8. Jessamine is such a complete innocent since she has had such limited exposure to the world. She is, at turns, fascinated and repelled by the actions of the people at White Oak Springs. Which things do you think she might have the most difficult time learning to accept in the world outside the Shaker village?
9. Sheldon Brady gave his infant daughter to his grandmother to raise. Do you think he was right to so completely desert Jessamine there and not plan to go back to see her until she was twelve? Do you think he was considering what was best for Jessamine or what was best for him? What do you think would have been best for Jessamine?
10. White Oak Springs, a spa for the well-to-do, and Harmony Hill, the Shaker village, existed in the same county. Both thrived with very different lifestyles for many years and then declined and disappeared from the scene. Why do you think that happened? What do you feel were the most dramatic differences between the two places?
11. Partly because of his experiences in the Mexican War, Tristan doubts the existence of God. Do you understand why he felt that way? Or do you feel being in a war might be an even greater reason to seek a closer relationship with God? What did make Tristan finally reach for belief?

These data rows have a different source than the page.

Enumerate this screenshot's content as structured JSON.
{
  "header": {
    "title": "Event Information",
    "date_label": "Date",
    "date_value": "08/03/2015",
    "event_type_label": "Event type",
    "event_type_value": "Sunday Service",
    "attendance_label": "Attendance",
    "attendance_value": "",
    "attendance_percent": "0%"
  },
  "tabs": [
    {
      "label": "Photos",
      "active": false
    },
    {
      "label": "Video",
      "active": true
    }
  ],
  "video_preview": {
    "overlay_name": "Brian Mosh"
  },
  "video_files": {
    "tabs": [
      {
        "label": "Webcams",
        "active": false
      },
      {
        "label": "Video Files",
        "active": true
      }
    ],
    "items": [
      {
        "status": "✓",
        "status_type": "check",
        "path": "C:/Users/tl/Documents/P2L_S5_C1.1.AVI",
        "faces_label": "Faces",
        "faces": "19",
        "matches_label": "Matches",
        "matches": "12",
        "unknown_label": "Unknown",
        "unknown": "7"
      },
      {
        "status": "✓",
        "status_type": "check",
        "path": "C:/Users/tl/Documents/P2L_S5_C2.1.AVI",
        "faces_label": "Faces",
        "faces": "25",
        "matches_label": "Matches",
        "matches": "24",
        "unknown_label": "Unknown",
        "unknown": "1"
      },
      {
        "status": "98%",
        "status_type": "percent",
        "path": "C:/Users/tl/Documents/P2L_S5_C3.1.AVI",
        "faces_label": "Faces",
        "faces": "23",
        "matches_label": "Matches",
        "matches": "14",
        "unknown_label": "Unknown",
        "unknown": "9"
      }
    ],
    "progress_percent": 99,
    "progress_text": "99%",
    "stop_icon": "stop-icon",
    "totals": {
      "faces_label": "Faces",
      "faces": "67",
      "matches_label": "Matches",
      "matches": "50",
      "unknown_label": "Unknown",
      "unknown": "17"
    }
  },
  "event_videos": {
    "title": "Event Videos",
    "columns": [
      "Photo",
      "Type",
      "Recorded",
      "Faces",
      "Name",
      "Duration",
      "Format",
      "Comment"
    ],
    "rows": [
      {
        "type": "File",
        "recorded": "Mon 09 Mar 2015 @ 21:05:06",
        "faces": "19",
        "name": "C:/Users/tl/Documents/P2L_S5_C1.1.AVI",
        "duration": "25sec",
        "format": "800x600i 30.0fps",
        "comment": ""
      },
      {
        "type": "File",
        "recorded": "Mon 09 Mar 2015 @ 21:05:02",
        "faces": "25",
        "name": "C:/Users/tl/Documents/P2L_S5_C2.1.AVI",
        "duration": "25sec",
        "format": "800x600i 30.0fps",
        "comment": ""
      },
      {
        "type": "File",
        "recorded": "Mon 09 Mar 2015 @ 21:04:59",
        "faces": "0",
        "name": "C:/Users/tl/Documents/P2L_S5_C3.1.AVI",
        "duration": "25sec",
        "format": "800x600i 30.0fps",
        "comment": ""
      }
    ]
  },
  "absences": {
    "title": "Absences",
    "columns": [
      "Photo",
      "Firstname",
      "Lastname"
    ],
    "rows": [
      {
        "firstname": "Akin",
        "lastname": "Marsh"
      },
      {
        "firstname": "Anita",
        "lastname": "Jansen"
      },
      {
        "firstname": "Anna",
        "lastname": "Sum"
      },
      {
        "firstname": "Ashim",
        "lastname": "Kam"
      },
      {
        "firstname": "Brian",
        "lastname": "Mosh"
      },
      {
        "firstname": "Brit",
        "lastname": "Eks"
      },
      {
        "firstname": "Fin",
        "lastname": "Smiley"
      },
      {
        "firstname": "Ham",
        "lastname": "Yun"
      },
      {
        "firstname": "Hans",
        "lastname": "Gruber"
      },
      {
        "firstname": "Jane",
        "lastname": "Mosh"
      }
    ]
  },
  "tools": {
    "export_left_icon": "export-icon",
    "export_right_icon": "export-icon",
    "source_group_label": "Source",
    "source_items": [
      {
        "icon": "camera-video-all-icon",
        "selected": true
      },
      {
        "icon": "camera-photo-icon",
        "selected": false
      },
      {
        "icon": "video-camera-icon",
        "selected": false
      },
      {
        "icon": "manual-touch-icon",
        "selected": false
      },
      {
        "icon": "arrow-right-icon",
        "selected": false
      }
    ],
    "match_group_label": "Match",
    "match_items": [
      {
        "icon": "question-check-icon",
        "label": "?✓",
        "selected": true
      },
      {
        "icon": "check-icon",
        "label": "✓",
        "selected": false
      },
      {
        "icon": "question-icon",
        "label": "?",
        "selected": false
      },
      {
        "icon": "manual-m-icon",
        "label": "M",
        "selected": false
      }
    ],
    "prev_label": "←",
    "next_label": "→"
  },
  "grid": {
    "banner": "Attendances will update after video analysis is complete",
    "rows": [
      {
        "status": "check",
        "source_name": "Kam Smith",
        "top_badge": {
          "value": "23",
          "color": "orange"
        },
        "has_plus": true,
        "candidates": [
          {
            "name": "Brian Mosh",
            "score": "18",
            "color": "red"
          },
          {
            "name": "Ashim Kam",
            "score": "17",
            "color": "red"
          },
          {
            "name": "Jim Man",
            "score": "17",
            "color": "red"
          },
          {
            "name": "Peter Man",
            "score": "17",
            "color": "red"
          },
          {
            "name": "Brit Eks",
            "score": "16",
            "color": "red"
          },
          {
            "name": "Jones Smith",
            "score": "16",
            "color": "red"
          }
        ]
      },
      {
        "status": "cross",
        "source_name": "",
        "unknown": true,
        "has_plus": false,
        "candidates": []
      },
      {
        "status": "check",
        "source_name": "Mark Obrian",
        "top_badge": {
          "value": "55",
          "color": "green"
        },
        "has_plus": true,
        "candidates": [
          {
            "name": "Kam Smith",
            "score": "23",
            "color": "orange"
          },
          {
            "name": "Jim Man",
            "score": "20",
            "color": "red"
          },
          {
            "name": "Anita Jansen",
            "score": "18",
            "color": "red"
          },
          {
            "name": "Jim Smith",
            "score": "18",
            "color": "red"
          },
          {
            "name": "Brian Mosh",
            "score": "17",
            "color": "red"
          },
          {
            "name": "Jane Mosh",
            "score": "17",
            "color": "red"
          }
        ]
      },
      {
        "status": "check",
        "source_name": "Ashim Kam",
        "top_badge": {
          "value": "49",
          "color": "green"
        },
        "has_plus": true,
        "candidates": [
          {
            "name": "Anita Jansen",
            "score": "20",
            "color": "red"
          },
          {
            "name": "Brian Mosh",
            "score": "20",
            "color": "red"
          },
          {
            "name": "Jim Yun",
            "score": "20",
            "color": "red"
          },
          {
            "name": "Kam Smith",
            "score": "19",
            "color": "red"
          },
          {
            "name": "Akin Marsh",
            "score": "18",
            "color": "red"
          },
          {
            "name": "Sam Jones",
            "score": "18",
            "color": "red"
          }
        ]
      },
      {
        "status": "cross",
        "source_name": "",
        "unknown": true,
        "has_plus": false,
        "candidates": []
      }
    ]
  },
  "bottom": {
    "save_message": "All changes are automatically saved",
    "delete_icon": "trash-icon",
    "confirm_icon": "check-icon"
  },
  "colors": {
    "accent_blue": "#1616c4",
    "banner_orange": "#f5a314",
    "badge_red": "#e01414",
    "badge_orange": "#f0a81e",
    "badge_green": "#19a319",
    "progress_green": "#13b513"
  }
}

12. Jessamine had a gift of words and a love of stories, but she seemed unable to channel those gifts into anything the Shakers could accept as good. They believed the beauty in anything, whether a chair, a rose, or words, was in its usefulness to the community of Believers and not in how it might be pleasing to the eye or mind. Do you believe Jessamine’s gift of words was from the Lord? Does he open up ways for us to use our diverse gifts for him?